Adoption Support

Children who have been separated from their birth parents, for whatever reason, will have been deeply affected by their experiences. They will all have suffered loss and many will have also experienced neglect, abuse and trauma. This will affect their ability to attach to primary care givers and can cause significant difficulties in forming relationships with others.


We provide a range of support services for adopters and their children. Every adopter is entitled to advice about these services and to an assessment of their additional support needs but About Adoption does not have to provide support in response to an assessment. Access to these services depends on your circumstances but you can ask for an assessment at any time, no matter how long after the adoption.

All adopters are entitled to:

• A copy of your child’s permanence report
• A summary of your child’s health from the Local Authority medical adviser
• A life story book to help your child understand their early life


Support services About Adoption offers

Parenting advice & support

Our Social Workers are available to talk over any difficulties and issues with you. They can visit you at home, in the office or they may offer information and advice over the phone.

Support groups for adopted children

During each of the school holidays, we host one group for teenagers and another for younger children.

Support groups for adopters

Bi monthly support groups where adopters can meet to socialise with each other. Staff are on hand if you would like to discuss any issues or concerns.

Annual conference

Focused around adoption of which a guest speaker is invited.

Library of books

You are welcome to borrow books from our library for up to one month at a time.

Regular newsletter

Sent out to all adoptive families, which details events and items of interest.

Annual family fun day

Where all adoptive families can socialise and develop support networks with families who are experiencing similar issues.

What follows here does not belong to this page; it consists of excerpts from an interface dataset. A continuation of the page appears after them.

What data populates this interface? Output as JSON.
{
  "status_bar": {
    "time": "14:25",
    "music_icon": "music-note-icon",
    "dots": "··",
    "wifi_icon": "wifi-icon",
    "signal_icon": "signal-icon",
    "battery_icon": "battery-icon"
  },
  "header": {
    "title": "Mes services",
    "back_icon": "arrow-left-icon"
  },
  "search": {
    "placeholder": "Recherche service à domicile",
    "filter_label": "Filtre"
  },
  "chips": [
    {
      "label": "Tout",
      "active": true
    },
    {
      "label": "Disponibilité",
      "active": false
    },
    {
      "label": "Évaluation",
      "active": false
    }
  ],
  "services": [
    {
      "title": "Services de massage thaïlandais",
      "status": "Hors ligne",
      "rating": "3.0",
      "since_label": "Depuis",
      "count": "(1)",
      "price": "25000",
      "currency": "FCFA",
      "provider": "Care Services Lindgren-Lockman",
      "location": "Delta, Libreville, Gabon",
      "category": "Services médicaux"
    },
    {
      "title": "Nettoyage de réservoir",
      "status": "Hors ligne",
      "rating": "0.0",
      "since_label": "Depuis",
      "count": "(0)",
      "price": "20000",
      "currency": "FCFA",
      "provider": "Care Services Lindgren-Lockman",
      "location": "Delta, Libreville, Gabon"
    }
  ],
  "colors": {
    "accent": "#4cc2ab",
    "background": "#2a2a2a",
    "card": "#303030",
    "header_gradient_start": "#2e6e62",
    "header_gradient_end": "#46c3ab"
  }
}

Ongoing training

To understand why adopted children behave the way they do and how we can reduce the behaviours by adjusting our responses.


Theraplay is a child and family therapy for building and enhancing attachment, self-esteem, trust in others, and joyful engagement. It is based on the natural patterns of playful, healthy interaction between parent and child and is personal, physical, and fun. Theraplay interactions focus on four essential qualities found in parent-child relationships: Structure, Engagement, Nurture, and Challenge. Theraplay sessions create an active, emotional connection between the child and parent or caregiver, resulting in a changed view of the self as worthy

Play Therapy

Play Therapy uses a variety of play and creative arts techniques to alleviate chronic, mild and moderate psychological and emotional conditions in children that are causing behavioural problems and/or are preventing children from realising their potential. The Play Therapist works integratively using a wide range of play and creative arts techniques, mostly responding to the child’s wishes. This distinguishes the Play Therapist from more specialised therapists (Art, Music, Drama etc). The greater depth of skills and experience distinguishes the play therapist from those using therapeutic play skills.


Play therapy may be non-directive (where the child decides what to do in a session, within safe boundaries), directive (where the therapist leads the way) or a mixture of the two. Play therapy is particularly effective with children who cannot, or do not want to talk about their problems. The Play Therapist forms a short to medium term therapeutic relationship and often works systemically taking into account and perhaps dealing with the social environment of the clients (peers, siblings, family, school etc).

Dyadic Developmental Psychotherapy (DDP)

Dan Hughes, a Clinical Psychologist, created Dyadic Developmental Psychotherapy (DDP) as a treatment for families with adopted or fostered children who had experienced neglect and abuse in their birth families and suffered from significant developmental trauma. DDP is based on and brings together attachment theory, what we understand about developmental trauma, the neurobiology of trauma, attachment and caregiving, inter-subjectivity theory and child development. Troubled children may have had many changes in the people who look after them and find it hard to trust adults. They may believe that parents aren’t safe and can’t always be turned to for comfort and help.


They may develop insecure attachments and try to stop their new parents from becoming emotionally close to them. The therapy helps the children learn to trust. It is family-based and involves the child with his or her caregivers.